The discussion will be based on the analysis of a number of films being produced in the region. The films chosen for the analysis are: Seven Samurai by Akira Kurosawa, Hanabi by Takeshi Kitano, Apur Sansar by Satyajit Ray, Salaam Bombay! by Mira Nair, Red Sorghum by Zhang Yimou, and Chungking Express by Wong Kar-Wai. The paper will examine how the variations of Asian culture are presented in these films.
Before going into any further discussion on the nuances of Asian culture, it is important to understand what culture means. A general definition of culture argues that the concept of culture can be best described as “a shared, learned, symbolic system of values, beliefs and attitudes that shapes and influences perception and behaviour. It is an abstract ‘mental blueprint’ or ‘mental code’.” Concepts and ideas of culture can be studied by means of exploring behaviour, customs, material culture (artefacts, tools, and technology), language, etc. of a particular community or region. So to say, culture is a learning process through which a community or society can be studied both at individual and collective levels. This process of learning one’s culture can be labelled as enculturation. One of the characteristic features of culture studies is that there is nothing like a ‘culture of one’, it is a collective possession shared by all the members of a society. Commonness in behaviour, customs and other traditional practices can be achieved by mutual construction of a culture by means of a constant process of social interaction. Besides, culture, language and thought are based on symbols and symbolic meanings. Apart from this symbolic nature, the definition of culture features arbitrariness and habitualness as culture is internalized and created by humans.

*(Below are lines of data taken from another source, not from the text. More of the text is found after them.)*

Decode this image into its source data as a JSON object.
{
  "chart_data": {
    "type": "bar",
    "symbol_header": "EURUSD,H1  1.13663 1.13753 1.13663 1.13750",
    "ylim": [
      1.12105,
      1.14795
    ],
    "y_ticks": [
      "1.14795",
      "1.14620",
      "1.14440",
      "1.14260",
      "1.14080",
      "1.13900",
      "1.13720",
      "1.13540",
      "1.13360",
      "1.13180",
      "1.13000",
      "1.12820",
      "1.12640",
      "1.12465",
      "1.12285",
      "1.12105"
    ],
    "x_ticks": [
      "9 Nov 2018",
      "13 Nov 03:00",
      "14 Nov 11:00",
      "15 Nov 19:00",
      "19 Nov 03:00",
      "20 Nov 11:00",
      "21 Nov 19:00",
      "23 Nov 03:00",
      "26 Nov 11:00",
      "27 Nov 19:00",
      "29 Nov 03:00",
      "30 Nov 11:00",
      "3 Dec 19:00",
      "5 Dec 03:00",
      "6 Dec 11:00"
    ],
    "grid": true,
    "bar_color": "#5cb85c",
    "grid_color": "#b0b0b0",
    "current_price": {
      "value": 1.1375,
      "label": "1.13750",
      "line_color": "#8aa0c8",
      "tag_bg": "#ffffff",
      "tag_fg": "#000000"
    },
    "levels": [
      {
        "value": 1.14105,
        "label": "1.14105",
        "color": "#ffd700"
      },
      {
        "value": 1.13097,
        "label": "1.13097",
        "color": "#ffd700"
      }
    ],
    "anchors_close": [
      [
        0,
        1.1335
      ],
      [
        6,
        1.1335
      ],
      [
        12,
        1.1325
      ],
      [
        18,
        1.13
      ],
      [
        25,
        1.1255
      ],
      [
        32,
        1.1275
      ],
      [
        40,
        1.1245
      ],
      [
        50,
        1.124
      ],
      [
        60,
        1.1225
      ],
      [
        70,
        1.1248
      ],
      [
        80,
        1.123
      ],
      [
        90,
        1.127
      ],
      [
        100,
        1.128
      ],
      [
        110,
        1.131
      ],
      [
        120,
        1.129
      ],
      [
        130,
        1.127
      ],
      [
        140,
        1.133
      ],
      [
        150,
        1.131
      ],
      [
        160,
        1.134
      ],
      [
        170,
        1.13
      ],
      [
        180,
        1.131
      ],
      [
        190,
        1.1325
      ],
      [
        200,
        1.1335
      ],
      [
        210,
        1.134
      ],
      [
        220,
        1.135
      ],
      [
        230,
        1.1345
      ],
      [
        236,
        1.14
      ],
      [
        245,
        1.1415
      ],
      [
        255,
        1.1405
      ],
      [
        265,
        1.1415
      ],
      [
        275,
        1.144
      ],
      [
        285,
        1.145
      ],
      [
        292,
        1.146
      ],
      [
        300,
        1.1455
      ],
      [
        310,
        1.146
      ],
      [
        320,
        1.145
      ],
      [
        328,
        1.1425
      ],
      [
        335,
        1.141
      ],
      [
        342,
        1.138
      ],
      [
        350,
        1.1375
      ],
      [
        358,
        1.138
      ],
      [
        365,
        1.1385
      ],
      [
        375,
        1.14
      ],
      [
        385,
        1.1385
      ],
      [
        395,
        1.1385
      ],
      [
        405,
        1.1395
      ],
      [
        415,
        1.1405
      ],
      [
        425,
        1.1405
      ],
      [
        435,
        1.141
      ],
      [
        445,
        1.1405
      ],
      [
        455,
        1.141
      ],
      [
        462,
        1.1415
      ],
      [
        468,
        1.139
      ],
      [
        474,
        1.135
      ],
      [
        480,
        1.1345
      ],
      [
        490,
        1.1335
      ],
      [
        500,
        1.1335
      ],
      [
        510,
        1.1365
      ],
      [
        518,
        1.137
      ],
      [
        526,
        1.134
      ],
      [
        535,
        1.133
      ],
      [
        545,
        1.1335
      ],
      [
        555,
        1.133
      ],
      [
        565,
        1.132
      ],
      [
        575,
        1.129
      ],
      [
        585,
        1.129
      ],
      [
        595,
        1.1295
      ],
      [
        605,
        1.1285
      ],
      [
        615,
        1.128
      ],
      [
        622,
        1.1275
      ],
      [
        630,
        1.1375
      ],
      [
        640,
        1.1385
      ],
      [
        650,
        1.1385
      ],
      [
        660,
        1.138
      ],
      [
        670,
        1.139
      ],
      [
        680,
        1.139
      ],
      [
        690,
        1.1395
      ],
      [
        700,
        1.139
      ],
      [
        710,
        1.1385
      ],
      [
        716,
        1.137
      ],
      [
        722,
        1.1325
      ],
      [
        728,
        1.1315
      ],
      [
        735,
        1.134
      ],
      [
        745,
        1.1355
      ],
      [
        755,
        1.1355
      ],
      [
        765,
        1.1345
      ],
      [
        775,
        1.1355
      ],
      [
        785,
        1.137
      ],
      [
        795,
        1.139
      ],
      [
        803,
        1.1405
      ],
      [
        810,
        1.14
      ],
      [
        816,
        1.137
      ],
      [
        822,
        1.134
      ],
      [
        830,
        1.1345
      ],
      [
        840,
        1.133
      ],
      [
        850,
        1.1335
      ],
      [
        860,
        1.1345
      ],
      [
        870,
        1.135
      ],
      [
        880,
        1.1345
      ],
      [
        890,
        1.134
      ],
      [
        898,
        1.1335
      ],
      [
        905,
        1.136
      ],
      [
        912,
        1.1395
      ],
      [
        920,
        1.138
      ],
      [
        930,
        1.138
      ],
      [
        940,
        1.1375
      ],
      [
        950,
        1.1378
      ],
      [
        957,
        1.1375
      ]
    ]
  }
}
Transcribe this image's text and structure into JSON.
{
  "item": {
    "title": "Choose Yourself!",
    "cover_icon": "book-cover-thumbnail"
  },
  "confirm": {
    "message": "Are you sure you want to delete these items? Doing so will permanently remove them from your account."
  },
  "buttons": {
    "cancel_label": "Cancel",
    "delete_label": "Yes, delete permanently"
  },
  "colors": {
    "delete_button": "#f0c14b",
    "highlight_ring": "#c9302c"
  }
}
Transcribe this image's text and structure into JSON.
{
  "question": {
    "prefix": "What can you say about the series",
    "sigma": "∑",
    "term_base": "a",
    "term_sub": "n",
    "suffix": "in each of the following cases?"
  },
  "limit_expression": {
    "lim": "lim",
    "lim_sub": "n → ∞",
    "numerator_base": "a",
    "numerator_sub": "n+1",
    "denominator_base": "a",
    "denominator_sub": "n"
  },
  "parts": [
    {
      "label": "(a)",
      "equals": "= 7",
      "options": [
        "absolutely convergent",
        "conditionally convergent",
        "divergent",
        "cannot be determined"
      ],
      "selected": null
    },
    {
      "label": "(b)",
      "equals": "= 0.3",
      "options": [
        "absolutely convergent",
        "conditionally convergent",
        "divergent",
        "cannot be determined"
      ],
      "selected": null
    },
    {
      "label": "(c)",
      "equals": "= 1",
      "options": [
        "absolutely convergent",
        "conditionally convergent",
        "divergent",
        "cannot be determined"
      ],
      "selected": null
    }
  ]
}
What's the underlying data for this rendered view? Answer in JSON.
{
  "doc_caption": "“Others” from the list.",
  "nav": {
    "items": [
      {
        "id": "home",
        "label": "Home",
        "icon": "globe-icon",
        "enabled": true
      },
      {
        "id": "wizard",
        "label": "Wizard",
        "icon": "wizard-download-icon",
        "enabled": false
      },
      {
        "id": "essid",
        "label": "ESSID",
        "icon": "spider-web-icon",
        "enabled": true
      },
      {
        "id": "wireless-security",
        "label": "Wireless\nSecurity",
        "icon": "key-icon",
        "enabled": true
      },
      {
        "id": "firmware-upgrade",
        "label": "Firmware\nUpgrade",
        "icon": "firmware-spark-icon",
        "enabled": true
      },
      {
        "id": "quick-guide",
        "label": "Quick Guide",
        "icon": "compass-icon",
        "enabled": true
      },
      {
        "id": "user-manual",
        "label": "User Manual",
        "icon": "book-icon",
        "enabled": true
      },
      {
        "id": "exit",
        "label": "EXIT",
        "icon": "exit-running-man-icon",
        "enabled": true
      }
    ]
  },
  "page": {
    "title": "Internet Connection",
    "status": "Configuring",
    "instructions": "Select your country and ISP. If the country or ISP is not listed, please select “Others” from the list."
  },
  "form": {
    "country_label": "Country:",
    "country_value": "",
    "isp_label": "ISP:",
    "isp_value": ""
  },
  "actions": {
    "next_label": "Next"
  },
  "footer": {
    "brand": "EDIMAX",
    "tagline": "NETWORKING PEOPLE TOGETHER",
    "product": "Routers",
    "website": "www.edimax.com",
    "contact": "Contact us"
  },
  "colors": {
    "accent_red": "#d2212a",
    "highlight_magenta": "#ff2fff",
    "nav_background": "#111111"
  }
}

Coming to the more specific discussion of the Asian culture, it is characterized by the concept of cultural variation. Some of the most important ingredients of Asian culture are: Asian art,